Multi-billion-shilling investments in new liquefied petroleum gas (LPG) import and distribution terminals have raised Kenyans' hopes for cheaper cooking gas.
Five firms have in recent weeks applied for State licences to set up terminals that will act as common user facilities for storage and loading for LPG dealers.
There are limited LPG handling facilities in Kenya, which has exposed the market to supply shocks and stunted the growth of consumption.
The Kenya Kwanza administration is banking on opening up the sector in a bid to push down prices.
Local and foreign firms that are angling for the lucrative LPG business include Tanzanian giant Taifa Gas, and local firms Eleven Energy, Fossil Supplies Ltd, Ken PetroGas Ltd and Makadara Oil Terminal Ltd.
The proposed Sh10 billion Taifa Gas plant to be located at the Dongo Kundu Special Economic Zone in Mombasa will have a capacity of 20,000 tonnes, which will consequently go up to 30,000 tonnes.
Taifa Gas previously tried to enter the local market but encountered regulatory hurdles.
Mombasa-based gas and petroleum company Fossil Supplies Ltd, on the other hand, plans to construct its new LPG terminal near the port of Mombasa at a cost of Sh1.97 billion.
And Ken PetrolGas plans to put up an LPG terminal and open a sea berth (floating jetty) in Kwale County with a total storage capacity of 10,000 metric tonnes.
Meanwhile, Makadara Oil Terminal Ltd plans to put up a Sh400 million terminal in Nairobi.
The Makadara-based facility will have a capacity of 10,000 metric tonnes in the medium term and 25,000 metric tonnes in the long term.
Eleven Energy announced earlier it would set up a Sh467 million plant with a 22,000 metric-tonne storage capacity in the Port of Mombasa.
It also plans to start an associated wholesale and distribution business in Kenya and the wider East Africa Community.
The private companies are keen to reap from the increased use of cooking gas in Kenya despite a lack of investments by the government in adequate storage facilities.
Africa Gas, which is partly controlled by Mombasa billionaire businessman Mohammed Jaffer, who is also the owner of Grain Bulk Handlers, imports the bulk of the LPG consumed in Kenya and also controls a significant transit market to neighbouring countries.
The business mogul mid-2021 firmed up his grip on the lucrative cooking gas market after Proto Gas got the State's nod to snap up a rival cooking gas Solutions East Africa, whose LPG products trade as SeaGas.
And in the same year, World Bank's private lending arm loaned another local firm Mombasa Gas Terminal Ltd Sh2.5 billion to construct an LPG terminal in the port of Mombasa.
Unlike petroleum prices, cooking gas prices are not set by the regulator, giving dealers a free hand to set margins.
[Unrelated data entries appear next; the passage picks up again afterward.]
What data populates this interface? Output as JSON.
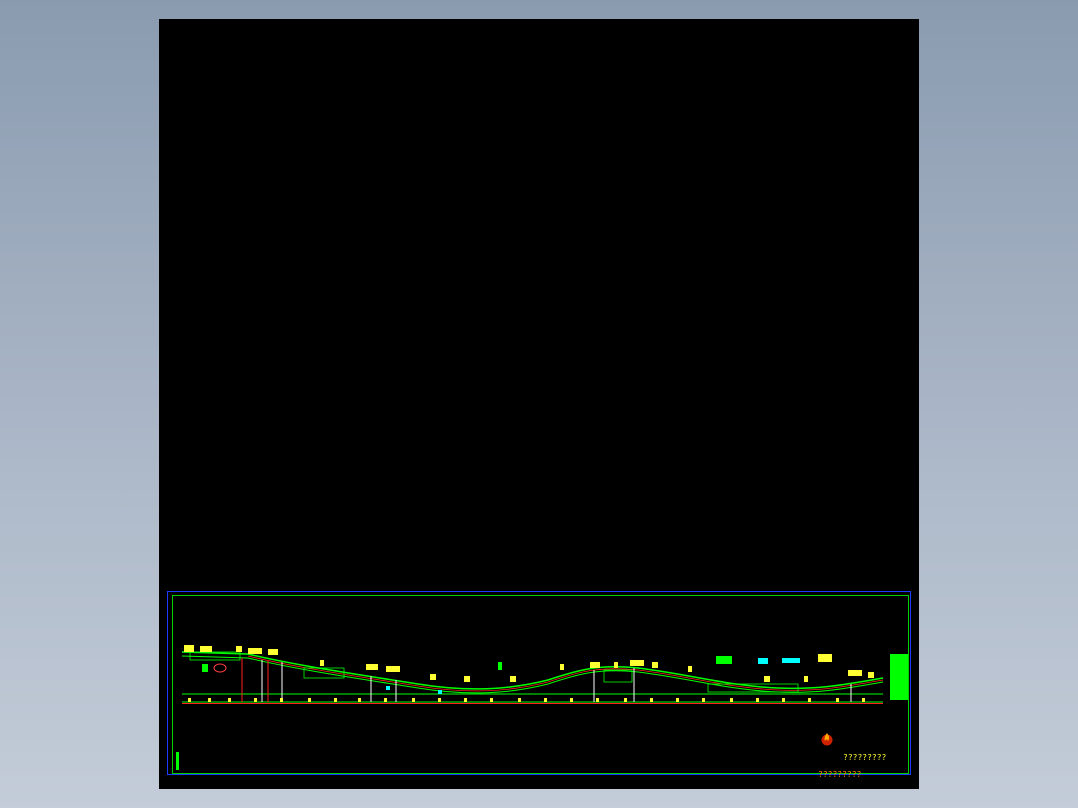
{
  "drawing": {
    "caption_primary": "?????????",
    "caption_secondary": "?????????",
    "colors": {
      "background": "#000000",
      "sheet_border": "#1b3cff",
      "frame_border": "#00d000",
      "profile_line": "#00ff00",
      "annotations": "#ffff33",
      "markers": "#ff2020",
      "accent": "#00ffff"
    },
    "icons": [
      "flame-logo-icon"
    ]
  }
}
LPG use has been on the rise in the country, with monthly consumption ranging from 15,000 to 23,750 metric tonnes, according to the energy regulator.
However, costs remain high. A 13kg cylinder retailed at an average of Sh3,101.94 last month, according to the Kenya National Bureau of Statistics, a 9.5 per cent jump compared to last year.
Previously, oil marketers imported cooking gas individually in small quantities due to inadequate gas discharge facilities.
This led to shortages and rises in prices due to high import premiums and demurrage, which are penalties marketers pay shipping companies when tankers fail to offload in the stipulated period.